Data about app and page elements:
%%
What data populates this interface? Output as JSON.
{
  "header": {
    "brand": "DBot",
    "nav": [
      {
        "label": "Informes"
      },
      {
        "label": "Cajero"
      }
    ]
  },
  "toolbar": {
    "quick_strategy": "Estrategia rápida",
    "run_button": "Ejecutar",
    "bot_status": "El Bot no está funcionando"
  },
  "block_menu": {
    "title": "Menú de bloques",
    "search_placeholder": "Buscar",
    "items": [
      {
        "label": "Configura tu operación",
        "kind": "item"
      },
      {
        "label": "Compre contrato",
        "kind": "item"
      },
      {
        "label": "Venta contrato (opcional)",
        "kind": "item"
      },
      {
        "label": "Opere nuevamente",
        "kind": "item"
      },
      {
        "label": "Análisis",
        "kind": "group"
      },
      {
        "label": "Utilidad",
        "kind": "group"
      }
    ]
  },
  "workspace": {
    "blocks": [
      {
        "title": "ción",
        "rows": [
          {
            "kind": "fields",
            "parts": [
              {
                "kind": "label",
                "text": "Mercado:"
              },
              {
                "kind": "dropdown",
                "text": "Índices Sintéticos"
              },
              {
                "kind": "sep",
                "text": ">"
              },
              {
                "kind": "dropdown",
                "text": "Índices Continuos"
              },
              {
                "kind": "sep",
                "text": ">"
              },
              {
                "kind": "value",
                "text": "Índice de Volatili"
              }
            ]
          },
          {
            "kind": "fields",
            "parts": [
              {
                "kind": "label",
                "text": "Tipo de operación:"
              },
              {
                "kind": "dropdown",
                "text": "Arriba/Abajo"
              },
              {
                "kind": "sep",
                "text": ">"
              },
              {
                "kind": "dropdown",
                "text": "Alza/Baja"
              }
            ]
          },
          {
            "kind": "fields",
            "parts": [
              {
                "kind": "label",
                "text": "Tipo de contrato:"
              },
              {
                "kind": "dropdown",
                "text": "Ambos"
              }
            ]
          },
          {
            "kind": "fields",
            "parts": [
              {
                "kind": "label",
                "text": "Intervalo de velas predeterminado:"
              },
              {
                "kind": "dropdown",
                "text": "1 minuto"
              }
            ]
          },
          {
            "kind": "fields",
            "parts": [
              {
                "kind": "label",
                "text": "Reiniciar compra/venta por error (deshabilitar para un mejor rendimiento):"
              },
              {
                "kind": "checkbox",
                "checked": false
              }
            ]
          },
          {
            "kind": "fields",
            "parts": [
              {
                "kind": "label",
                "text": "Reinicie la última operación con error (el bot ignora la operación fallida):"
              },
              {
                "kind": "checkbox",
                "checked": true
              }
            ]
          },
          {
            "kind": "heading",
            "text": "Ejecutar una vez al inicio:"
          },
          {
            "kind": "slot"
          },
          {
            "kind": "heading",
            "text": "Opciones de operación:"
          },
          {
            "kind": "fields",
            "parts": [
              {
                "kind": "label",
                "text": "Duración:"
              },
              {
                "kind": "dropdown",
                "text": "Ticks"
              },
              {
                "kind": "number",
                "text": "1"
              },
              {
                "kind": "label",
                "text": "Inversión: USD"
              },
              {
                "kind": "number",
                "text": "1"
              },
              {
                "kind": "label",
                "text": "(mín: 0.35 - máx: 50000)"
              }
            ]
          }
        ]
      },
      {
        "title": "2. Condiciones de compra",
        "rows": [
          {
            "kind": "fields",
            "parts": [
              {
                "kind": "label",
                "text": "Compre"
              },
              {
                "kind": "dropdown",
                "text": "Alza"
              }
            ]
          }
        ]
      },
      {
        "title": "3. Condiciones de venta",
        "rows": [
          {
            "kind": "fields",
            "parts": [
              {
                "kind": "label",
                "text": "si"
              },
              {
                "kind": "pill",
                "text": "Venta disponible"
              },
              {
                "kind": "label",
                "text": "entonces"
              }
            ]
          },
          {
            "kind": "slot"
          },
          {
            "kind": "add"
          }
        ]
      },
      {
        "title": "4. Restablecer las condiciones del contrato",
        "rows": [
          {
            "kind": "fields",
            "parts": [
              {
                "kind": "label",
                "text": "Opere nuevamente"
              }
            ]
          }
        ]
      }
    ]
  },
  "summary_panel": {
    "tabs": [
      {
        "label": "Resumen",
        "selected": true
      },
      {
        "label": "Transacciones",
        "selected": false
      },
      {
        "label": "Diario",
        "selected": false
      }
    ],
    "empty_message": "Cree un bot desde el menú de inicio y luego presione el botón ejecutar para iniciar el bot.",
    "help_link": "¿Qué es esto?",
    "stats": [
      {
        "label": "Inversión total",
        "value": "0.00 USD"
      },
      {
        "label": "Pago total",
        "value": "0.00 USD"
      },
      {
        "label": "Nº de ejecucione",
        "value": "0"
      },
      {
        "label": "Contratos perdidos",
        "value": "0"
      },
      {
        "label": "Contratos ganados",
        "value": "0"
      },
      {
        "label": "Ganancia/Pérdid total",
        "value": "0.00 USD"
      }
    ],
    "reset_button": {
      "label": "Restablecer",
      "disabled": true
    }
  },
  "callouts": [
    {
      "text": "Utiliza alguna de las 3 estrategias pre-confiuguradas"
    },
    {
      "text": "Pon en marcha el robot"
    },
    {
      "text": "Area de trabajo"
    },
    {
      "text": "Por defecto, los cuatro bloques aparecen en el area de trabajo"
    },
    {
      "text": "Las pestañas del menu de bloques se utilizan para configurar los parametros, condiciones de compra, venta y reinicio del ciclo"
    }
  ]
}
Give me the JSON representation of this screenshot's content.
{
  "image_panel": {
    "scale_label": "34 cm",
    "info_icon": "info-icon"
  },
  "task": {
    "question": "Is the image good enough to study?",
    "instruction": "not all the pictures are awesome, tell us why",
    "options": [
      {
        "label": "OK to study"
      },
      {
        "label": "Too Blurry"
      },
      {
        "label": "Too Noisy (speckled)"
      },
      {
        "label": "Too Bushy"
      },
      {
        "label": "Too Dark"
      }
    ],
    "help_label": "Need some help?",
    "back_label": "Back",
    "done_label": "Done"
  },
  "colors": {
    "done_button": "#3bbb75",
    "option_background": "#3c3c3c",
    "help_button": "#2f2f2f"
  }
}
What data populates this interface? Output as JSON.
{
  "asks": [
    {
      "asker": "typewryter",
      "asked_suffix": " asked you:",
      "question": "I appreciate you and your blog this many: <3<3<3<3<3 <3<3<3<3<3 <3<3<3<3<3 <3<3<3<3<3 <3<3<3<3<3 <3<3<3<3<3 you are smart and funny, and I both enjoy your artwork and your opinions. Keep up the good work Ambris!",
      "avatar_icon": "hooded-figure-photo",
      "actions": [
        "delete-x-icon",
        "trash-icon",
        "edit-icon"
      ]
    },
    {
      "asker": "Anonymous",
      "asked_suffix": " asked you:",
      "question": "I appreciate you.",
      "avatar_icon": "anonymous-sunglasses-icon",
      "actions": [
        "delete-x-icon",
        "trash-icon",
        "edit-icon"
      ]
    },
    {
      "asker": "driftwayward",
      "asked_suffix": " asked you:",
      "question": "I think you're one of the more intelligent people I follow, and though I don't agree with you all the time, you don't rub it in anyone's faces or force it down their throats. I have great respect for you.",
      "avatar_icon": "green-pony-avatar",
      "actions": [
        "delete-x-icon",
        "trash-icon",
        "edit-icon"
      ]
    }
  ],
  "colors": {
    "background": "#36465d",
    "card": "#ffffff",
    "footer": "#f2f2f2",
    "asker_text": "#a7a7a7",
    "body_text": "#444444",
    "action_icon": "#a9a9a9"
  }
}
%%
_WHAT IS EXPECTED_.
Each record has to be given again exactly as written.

_YOUR SOLUTION_.
What data populates this interface? Output as JSON.
{
  "header": {
    "brand": "DBot",
    "nav": [
      {
        "label": "Informes"
      },
      {
        "label": "Cajero"
      }
    ]
  },
  "toolbar": {
    "quick_strategy": "Estrategia rápida",
    "run_button": "Ejecutar",
    "bot_status": "El Bot no está funcionando"
  },
  "block_menu": {
    "title": "Menú de bloques",
    "search_placeholder": "Buscar",
    "items": [
      {
        "label": "Configura tu operación",
        "kind": "item"
      },
      {
        "label": "Compre contrato",
        "kind": "item"
      },
      {
        "label": "Venta contrato (opcional)",
        "kind": "item"
      },
      {
        "label": "Opere nuevamente",
        "kind": "item"
      },
      {
        "label": "Análisis",
        "kind": "group"
      },
      {
        "label": "Utilidad",
        "kind": "group"
      }
    ]
  },
  "workspace": {
    "blocks": [
      {
        "title": "ción",
        "rows": [
          {
            "kind": "fields",
            "parts": [
              {
                "kind": "label",
                "text": "Mercado:"
              },
              {
                "kind": "dropdown",
                "text": "Índices Sintéticos"
              },
              {
                "kind": "sep",
                "text": ">"
              },
              {
                "kind": "dropdown",
                "text": "Índices Continuos"
              },
              {
                "kind": "sep",
                "text": ">"
              },
              {
                "kind": "value",
                "text": "Índice de Volatili"
              }
            ]
          },
          {
            "kind": "fields",
            "parts": [
              {
                "kind": "label",
                "text": "Tipo de operación:"
              },
              {
                "kind": "dropdown",
                "text": "Arriba/Abajo"
              },
              {
                "kind": "sep",
                "text": ">"
              },
              {
                "kind": "dropdown",
                "text": "Alza/Baja"
              }
            ]
          },
          {
            "kind": "fields",
            "parts": [
              {
                "kind": "label",
                "text": "Tipo de contrato:"
              },
              {
                "kind": "dropdown",
                "text": "Ambos"
              }
            ]
          },
          {
            "kind": "fields",
            "parts": [
              {
                "kind": "label",
                "text": "Intervalo de velas predeterminado:"
              },
              {
                "kind": "dropdown",
                "text": "1 minuto"
              }
            ]
          },
          {
            "kind": "fields",
            "parts": [
              {
                "kind": "label",
                "text": "Reiniciar compra/venta por error (deshabilitar para un mejor rendimiento):"
              },
              {
                "kind": "checkbox",
                "checked": false
              }
            ]
          },
          {
            "kind": "fields",
            "parts": [
              {
                "kind": "label",
                "text": "Reinicie la última operación con error (el bot ignora la operación fallida):"
              },
              {
                "kind": "checkbox",
                "checked": true
              }
            ]
          },
          {
            "kind": "heading",
            "text": "Ejecutar una vez al inicio:"
          },
          {
            "kind": "slot"
          },
          {
            "kind": "heading",
            "text": "Opciones de operación:"
          },
          {
            "kind": "fields",
            "parts": [
              {
                "kind": "label",
                "text": "Duración:"
              },
              {
                "kind": "dropdown",
                "text": "Ticks"
              },
              {
                "kind": "number",
                "text": "1"
              },
              {
                "kind": "label",
                "text": "Inversión: USD"
              },
              {
                "kind": "number",
                "text": "1"
              },
              {
                "kind": "label",
                "text": "(mín: 0.35 - máx: 50000)"
              }
            ]
          }
        ]
      },
      {
        "title": "2. Condiciones de compra",
        "rows": [
          {
            "kind": "fields",
            "parts": [
              {
                "kind": "label",
                "text": "Compre"
              },
              {
                "kind": "dropdown",
                "text": "Alza"
              }
            ]
          }
        ]
      },
      {
        "title": "3. Condiciones de venta",
        "rows": [
          {
            "kind": "fields",
            "parts": [
              {
                "kind": "label",
                "text": "si"
              },
              {
                "kind": "pill",
                "text": "Venta disponible"
              },
              {
                "kind": "label",
                "text": "entonces"
              }
            ]
          },
          {
            "kind": "slot"
          },
          {
            "kind": "add"
          }
        ]
      },
      {
        "title": "4. Restablecer las condiciones del contrato",
        "rows": [
          {
            "kind": "fields",
            "parts": [
              {
                "kind": "label",
                "text": "Opere nuevamente"
              }
            ]
          }
        ]
      }
    ]
  },
  "summary_panel": {
    "tabs": [
      {
        "label": "Resumen",
        "selected": true
      },
      {
        "label": "Transacciones",
        "selected": false
      },
      {
        "label": "Diario",
        "selected": false
      }
    ],
    "empty_message": "Cree un bot desde el menú de inicio y luego presione el botón ejecutar para iniciar el bot.",
    "help_link": "¿Qué es esto?",
    "stats": [
      {
        "label": "Inversión total",
        "value": "0.00 USD"
      },
      {
        "label": "Pago total",
        "value": "0.00 USD"
      },
      {
        "label": "Nº de ejecucione",
        "value": "0"
      },
      {
        "label": "Contratos perdidos",
        "value": "0"
      },
      {
        "label": "Contratos ganados",
        "value": "0"
      },
      {
        "label": "Ganancia/Pérdid total",
        "value": "0.00 USD"
      }
    ],
    "reset_button": {
      "label": "Restablecer",
      "disabled": true
    }
  },
  "callouts": [
    {
      "text": "Utiliza alguna de las 3 estrategias pre-confiuguradas"
    },
    {
      "text": "Pon en marcha el robot"
    },
    {
      "text": "Area de trabajo"
    },
    {
      "text": "Por defecto, los cuatro bloques aparecen en el area de trabajo"
    },
    {
      "text": "Las pestañas del menu de bloques se utilizan para configurar los parametros, condiciones de compra, venta y reinicio del ciclo"
    }
  ]
}
Give me the JSON representation of this screenshot's content.
{
  "image_panel": {
    "scale_label": "34 cm",
    "info_icon": "info-icon"
  },
  "task": {
    "question": "Is the image good enough to study?",
    "instruction": "not all the pictures are awesome, tell us why",
    "options": [
      {
        "label": "OK to study"
      },
      {
        "label": "Too Blurry"
      },
      {
        "label": "Too Noisy (speckled)"
      },
      {
        "label": "Too Bushy"
      },
      {
        "label": "Too Dark"
      }
    ],
    "help_label": "Need some help?",
    "back_label": "Back",
    "done_label": "Done"
  },
  "colors": {
    "done_button": "#3bbb75",
    "option_background": "#3c3c3c",
    "help_button": "#2f2f2f"
  }
}
What data populates this interface? Output as JSON.
{
  "asks": [
    {
      "asker": "typewryter",
      "asked_suffix": " asked you:",
      "question": "I appreciate you and your blog this many: <3<3<3<3<3 <3<3<3<3<3 <3<3<3<3<3 <3<3<3<3<3 <3<3<3<3<3 <3<3<3<3<3 you are smart and funny, and I both enjoy your artwork and your opinions. Keep up the good work Ambris!",
      "avatar_icon": "hooded-figure-photo",
      "actions": [
        "delete-x-icon",
        "trash-icon",
        "edit-icon"
      ]
    },
    {
      "asker": "Anonymous",
      "asked_suffix": " asked you:",
      "question": "I appreciate you.",
      "avatar_icon": "anonymous-sunglasses-icon",
      "actions": [
        "delete-x-icon",
        "trash-icon",
        "edit-icon"
      ]
    },
    {
      "asker": "driftwayward",
      "asked_suffix": " asked you:",
      "question": "I think you're one of the more intelligent people I follow, and though I don't agree with you all the time, you don't rub it in anyone's faces or force it down their throats. I have great respect for you.",
      "avatar_icon": "green-pony-avatar",
      "actions": [
        "delete-x-icon",
        "trash-icon",
        "edit-icon"
      ]
    }
  ],
  "colors": {
    "background": "#36465d",
    "card": "#ffffff",
    "footer": "#f2f2f2",
    "asker_text": "#a7a7a7",
    "body_text": "#444444",
    "action_icon": "#a9a9a9"
  }
}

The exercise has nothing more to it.